- Obama: The U.S. will join the European Union in implementing sanctions
- Russia has 1,000 soldiers and advanced military equipment in Ukraine, a NATO officer says
- Ceasefire in eastern Ukraine is "very fragile," Russian Foreign Ministry spokesman says
- He cites "mounting evidence" of Kiev government strengthening its military presence
Russia still has about 1,000 troops inside eastern Ukraine, a NATO military officer said Thursday, a week after Ukraine's government and pro-Russian rebels agreed to a ceasefire aimed at ending months of conflict.
NATO also sees 20,000 more Russian troops aligned along the border, the NATO officer told CNN. He was not named according to standard practice in the organization.
NATO believes that these numbers amount to a large and effective military force, the officer said. In addition to the troop numbers, NATO continues to see sophisticated Russian military equipment in Ukraine.
NATO remains concerned and urges Russia to engage with the international community and Ukraine to find a political solution to the crisis, the officer said.
Moscow has consistently denied allegations by Kiev and the West that Russia has troops in Ukraine, and that it has armed and supported the rebels.
On Wednesday, Ukrainian President Petro Poroshenko said some 70% of the Russian troops believed to have been in Ukraine had withdrawn back across the border, according to the national news agency Ukrinform.
Information released by Ukraine's National Security and Defense Council on Thursday indicated that the rebel forces control a strip of eastern Ukraine running from the city of Luhansk down to the Sea of Azov.
'Very fragile' ceasefire
The truce was signed Friday after talks in Minsk, Belarus, between representatives of Ukraine, the rebels and Russia.
But more substantive talks on issues, including the decentralization of power and constitutional reform in Ukraine, must still take place before a lasting resolution can be found.
Russian Foreign Ministry spokesman Aleksandr Lukashevich told a briefing Thursday that the ceasefire was "very fragile" and that both sides must implement the framework agreed to in Minsk.
"There is mounting evidence of the Kiev government strengthening its military groups in different areas, regions; there are eyewitness reports to prove it," he said, "though Ukrainian authorities keep on reassuring us that they're not planning a military operation."
Lukashevich said Russia was also surprised by NATO's announcement of plans to hold joint military exercises with Kiev in Ukraine later this year.

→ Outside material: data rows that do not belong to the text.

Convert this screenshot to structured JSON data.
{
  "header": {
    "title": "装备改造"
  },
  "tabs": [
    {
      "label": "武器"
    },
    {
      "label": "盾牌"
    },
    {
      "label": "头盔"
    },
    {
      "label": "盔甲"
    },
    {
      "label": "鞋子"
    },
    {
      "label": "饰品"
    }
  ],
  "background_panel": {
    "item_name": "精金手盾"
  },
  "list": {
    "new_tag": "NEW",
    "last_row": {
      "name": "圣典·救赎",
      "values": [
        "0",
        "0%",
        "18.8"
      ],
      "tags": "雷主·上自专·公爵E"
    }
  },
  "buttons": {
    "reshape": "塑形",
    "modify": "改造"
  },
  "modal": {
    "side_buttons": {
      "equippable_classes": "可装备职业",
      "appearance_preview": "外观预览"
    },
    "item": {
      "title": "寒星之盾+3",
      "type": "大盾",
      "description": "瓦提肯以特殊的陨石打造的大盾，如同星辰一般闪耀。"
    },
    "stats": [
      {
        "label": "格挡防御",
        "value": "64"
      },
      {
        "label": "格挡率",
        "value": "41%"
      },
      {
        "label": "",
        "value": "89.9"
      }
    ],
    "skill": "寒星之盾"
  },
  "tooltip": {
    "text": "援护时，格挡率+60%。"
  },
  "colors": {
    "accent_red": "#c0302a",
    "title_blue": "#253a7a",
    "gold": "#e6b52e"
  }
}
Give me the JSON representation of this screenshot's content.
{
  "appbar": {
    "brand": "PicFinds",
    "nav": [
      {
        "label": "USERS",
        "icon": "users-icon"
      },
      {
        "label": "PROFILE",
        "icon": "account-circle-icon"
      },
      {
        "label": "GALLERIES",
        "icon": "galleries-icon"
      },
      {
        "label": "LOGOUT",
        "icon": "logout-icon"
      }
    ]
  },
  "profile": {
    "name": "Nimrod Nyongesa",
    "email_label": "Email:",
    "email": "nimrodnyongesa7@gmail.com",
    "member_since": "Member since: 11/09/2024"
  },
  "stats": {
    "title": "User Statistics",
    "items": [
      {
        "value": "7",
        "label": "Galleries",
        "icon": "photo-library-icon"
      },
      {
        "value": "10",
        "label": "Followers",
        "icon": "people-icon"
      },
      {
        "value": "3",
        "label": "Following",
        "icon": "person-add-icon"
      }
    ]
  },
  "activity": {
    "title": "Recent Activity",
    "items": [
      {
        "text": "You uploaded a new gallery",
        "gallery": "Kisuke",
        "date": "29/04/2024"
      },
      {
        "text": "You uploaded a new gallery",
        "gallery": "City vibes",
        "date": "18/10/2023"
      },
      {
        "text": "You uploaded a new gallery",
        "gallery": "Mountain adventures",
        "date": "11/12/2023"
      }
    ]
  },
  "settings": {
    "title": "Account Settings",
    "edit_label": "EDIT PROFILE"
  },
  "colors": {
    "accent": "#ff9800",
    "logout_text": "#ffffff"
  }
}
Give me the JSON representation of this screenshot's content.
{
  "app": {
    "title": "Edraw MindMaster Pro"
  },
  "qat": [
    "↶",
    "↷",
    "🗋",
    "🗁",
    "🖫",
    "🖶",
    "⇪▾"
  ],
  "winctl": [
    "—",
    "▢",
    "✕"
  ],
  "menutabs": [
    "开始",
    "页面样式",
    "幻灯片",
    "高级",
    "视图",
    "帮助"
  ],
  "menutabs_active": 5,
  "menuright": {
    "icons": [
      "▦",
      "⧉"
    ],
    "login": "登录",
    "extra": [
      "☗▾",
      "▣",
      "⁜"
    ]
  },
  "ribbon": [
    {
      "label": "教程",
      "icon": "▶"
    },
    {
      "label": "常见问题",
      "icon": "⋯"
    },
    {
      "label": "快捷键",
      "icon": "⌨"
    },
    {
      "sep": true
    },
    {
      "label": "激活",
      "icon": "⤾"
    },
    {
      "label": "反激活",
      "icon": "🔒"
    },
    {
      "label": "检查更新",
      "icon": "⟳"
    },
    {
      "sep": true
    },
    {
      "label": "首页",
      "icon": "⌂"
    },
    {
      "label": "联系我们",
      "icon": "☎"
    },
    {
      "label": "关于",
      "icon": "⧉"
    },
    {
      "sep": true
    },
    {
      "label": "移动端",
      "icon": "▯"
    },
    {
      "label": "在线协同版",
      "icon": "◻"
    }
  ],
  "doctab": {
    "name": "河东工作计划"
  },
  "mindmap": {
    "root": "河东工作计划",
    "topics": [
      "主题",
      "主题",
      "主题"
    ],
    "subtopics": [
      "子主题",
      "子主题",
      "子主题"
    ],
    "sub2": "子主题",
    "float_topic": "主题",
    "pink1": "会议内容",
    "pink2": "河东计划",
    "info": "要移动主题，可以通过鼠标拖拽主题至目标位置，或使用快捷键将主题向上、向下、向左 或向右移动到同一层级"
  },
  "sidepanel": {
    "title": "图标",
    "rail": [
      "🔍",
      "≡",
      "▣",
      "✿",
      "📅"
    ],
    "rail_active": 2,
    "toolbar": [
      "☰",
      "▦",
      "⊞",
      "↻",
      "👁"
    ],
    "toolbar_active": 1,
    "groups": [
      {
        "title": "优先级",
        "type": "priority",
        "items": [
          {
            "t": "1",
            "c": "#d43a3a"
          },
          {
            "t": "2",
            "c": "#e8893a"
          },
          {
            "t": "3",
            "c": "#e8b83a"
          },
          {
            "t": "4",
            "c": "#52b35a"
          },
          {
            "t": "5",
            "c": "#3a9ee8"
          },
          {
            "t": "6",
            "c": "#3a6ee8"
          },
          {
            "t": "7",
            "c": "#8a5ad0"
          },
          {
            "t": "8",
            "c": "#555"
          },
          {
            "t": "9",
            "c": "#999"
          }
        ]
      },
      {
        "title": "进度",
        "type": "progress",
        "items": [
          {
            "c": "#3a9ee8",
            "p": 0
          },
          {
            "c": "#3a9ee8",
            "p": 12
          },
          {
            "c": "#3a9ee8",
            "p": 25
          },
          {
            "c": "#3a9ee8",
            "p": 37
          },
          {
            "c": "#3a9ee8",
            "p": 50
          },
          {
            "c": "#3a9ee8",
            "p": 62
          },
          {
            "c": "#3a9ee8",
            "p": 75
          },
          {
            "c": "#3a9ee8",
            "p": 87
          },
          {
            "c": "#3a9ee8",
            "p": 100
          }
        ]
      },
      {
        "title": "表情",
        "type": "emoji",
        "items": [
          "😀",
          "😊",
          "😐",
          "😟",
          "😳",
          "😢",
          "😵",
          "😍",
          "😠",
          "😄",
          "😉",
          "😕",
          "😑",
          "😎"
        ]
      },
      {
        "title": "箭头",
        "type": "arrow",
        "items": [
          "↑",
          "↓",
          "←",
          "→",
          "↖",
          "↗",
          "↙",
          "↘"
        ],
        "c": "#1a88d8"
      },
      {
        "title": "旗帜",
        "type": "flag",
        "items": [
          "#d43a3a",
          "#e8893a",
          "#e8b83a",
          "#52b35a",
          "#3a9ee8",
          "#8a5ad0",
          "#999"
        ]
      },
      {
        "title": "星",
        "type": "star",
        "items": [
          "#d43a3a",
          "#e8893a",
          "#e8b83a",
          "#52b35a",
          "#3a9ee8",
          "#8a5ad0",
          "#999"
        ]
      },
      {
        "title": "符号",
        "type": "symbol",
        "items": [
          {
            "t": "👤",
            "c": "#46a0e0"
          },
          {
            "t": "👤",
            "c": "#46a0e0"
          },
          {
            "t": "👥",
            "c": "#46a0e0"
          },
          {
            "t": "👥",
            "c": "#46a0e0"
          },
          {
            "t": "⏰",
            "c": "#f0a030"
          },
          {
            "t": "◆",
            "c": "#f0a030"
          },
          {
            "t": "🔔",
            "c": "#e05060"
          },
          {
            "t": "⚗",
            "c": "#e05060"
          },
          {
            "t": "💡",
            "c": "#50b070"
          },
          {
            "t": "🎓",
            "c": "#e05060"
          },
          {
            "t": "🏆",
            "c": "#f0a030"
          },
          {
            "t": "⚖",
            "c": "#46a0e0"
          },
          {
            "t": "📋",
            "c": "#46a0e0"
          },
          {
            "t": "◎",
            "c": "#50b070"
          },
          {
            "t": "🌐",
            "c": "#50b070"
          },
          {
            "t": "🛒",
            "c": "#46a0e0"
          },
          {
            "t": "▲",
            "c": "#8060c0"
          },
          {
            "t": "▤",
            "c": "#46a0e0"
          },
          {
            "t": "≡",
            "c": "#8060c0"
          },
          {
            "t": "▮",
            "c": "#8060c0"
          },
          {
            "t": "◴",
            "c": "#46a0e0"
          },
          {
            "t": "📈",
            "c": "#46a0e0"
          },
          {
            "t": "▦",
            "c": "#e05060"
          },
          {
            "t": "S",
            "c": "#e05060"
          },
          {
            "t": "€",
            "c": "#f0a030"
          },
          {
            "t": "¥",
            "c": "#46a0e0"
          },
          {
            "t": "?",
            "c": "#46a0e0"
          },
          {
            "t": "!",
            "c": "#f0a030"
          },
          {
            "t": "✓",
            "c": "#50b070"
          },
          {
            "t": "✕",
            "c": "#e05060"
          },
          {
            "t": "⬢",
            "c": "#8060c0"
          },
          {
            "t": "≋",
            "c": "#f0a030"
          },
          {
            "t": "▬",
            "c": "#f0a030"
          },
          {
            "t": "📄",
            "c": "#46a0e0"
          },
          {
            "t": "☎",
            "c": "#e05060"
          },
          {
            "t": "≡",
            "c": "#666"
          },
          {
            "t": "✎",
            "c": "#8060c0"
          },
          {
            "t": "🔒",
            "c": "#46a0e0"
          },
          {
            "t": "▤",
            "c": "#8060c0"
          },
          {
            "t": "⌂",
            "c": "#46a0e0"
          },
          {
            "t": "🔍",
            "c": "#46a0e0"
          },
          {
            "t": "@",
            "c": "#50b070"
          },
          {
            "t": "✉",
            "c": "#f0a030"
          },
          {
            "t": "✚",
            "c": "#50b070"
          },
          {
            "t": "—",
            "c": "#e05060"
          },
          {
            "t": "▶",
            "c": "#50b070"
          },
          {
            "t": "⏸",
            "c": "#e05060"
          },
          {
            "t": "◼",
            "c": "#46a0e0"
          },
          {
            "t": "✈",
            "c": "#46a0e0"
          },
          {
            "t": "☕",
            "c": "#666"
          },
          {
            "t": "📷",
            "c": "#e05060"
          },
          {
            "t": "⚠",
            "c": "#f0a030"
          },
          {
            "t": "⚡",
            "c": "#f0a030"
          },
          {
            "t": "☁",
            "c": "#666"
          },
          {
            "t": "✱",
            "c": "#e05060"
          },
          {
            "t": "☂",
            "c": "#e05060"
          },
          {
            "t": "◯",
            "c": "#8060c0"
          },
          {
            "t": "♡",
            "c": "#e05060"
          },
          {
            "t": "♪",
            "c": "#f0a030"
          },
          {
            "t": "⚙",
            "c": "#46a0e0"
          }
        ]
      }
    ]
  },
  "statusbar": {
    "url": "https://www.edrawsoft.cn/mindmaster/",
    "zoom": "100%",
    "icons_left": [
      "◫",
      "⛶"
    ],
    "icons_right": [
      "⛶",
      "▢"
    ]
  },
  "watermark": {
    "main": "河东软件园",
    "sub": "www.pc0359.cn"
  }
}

"This might cause the escalation (of the situation) and put the progress in peaceful settlement of the crisis in Ukraine under threat," he warned.
A new round of European Union sanctions against Russia over its actions in Ukraine will come into force Friday, European Council President Herman Van Rompuy said Thursday.
EU officials will review the implementation of the ceasefire before the end of the month, he said, after which the sanctions could be amended or lifted.
The sanctions include tougher restrictions on Russia's access to EU capital markets; a ban on loans by EU companies or individuals to five major Russian state-owned banks; a ban on debt financing to three major Russian defense companies and three major energy companies; and an asset freeze and travel ban against 24 more individuals.
This means 119 people in total are now subject to sanctions, while 23 entities remain under an asset freeze in the European Union.
Russia has warned it will respond to any additional measures.
In his remarks, Lukashevich said the deadly crash in July of Malaysia Airlines Flight 17 -- which Kiev and the West believe was shot down from rebel-held territory using a Russian-made missile launcher -- was being used to justify the imposition of broad Western sanctions against Russia.
A preliminary report into the crash released this week by Dutch investigators did not apportion blame for the crash but said the plane was brought down by "high-energy objects" from outside.
The United States will join the European Union in implementing additional sanctions against Russia over its "illegal actions in Ukraine," President Obama said Thursday. "We will deepen and broaden sanctions in Russia's financial, energy, and defense sectors," he said. The administration will outline the specifics of the sanctions Friday.
"We are implementing these new measures in light of Russia's actions to further destabilize Ukraine over the last month, including through the presence of heavily armed Russian forces in eastern Ukraine. We are watching closely developments since the announcement of the ceasefire and agreement in Minsk, but we have yet to see conclusive evidence that Russia has ceased its efforts to destabilize Ukraine," Obama said.
Lukashevich also said there had not yet been a "breakthrough" allowing a new Russian aid convoy to start moving into Ukraine in the next few days.
"We hope that the delivery will be carried out with participation of Ukraine's border guards and customs officers as well as officials from the International Committee of the Red Cross," he said. "We hope, however, that the coordination would not be dragged out."
A previous convoy carrying aid for civilians caught up in the fighting in the Donetsk and Luhansk regions was sent over the border by Russia without permission from Ukrainian authorities.
The Presidents of Russia and Ukraine are "broadly satisfied" with the status of the ceasefire, Kremlin foreign policy adviser Yuri Ushakov told Russia's Interfax news agency on Wednesday.